School leaders said the historic level of participation, which generated first-time waiting lists at 14 schools, reflected improvements in test scores, school building conditions and teacher quality since control of the system was transferred to Mayor Adrian M. Fenty (D) in 2007.

“In just three years, a number of schools have gone from underenrolled to flourishing,” Chancellor Michelle A. Rhee said in a statement. “It’s heartening to see this, and it’s a testament to the incredible work being done by teachers, principals, DCPS parents and our many community partners.”

The overall number of unique lottery applicants grew by 50 percent over last year to 5,219. The number of families placed in schools through the lottery grew by 1,300 over last year, to 3,365 from 2,056. In all, 64 percent of lottery applicants received a placement this year.

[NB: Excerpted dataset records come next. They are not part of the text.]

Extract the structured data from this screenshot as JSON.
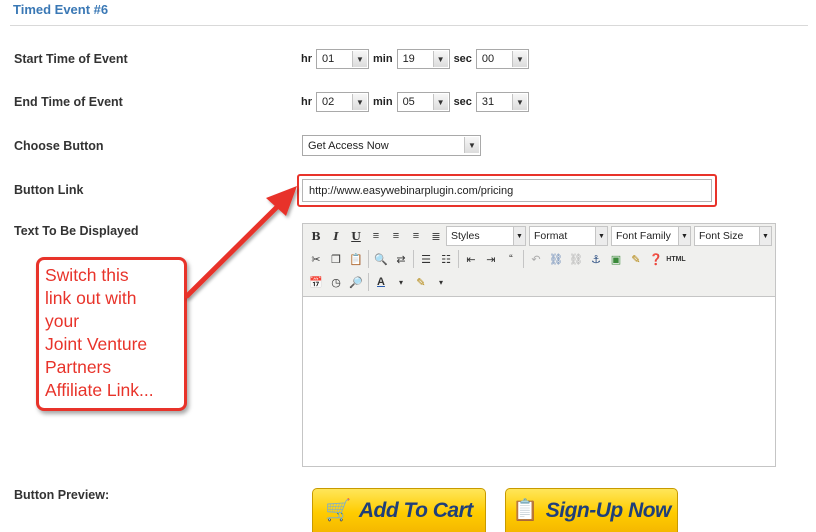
{
  "section": {
    "title": "Timed Event #6"
  },
  "start_time": {
    "label": "Start Time of Event",
    "hr_label": "hr",
    "min_label": "min",
    "sec_label": "sec",
    "hr": "01",
    "min": "19",
    "sec": "00"
  },
  "end_time": {
    "label": "End Time of Event",
    "hr_label": "hr",
    "min_label": "min",
    "sec_label": "sec",
    "hr": "02",
    "min": "05",
    "sec": "31"
  },
  "choose_button": {
    "label": "Choose Button",
    "value": "Get Access Now"
  },
  "button_link": {
    "label": "Button Link",
    "value": "http://www.easywebinarplugin.com/pricing"
  },
  "text_display": {
    "label": "Text To Be Displayed",
    "toolbar": {
      "bold": "B",
      "italic": "I",
      "underline": "U",
      "styles": "Styles",
      "format": "Format",
      "font_family": "Font Family",
      "font_size": "Font Size",
      "html": "HTML"
    }
  },
  "callout": {
    "lines": [
      "Switch this",
      "link out with",
      "your",
      "Joint Venture",
      "Partners",
      "Affiliate Link..."
    ]
  },
  "preview": {
    "label": "Button Preview:",
    "add_to_cart": "Add To Cart",
    "sign_up": "Sign-Up Now"
  },
  "colors": {
    "accent_red": "#e8332a",
    "title_blue": "#3a78b5",
    "button_yellow": "#ffcc00",
    "button_text": "#1f3f7a"
  }
}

Although officials praised the lottery, some parents said it also reflected the continued dearth of real choices in a system where a majority of the schools are under some sort of federally mandated corrective action. They say parents are forced to pursue scarce spots in a relative handful of effective schools.

“To me, the deep disadvantage of the lottery is that it’s a crapshoot,” said Peter MacPherson, former president of the Capitol Hill Cluster Schools PTA. “I would hope that as the reform effort proceeds, people will have so much confidence in their neighborhood public schools that the lottery will fade away.”

Among the schools that received what officials called “unprecedented interest” are two elementary schools in Ward 8, Turner Elementary@Green and Malcolm X, and a Ward 7 school, Drew Elementary. Francis-Stevens, a new pre-K-8 school in the Foggy Bottom neighborhood of Ward 2, also drew heavy interest, officials said.

Schools that generated waiting lists for the first time include Seaton Elementary (Ward 2), Walker-Jones Education Campus (Ward 6) and Houston Elementary (Ward 7).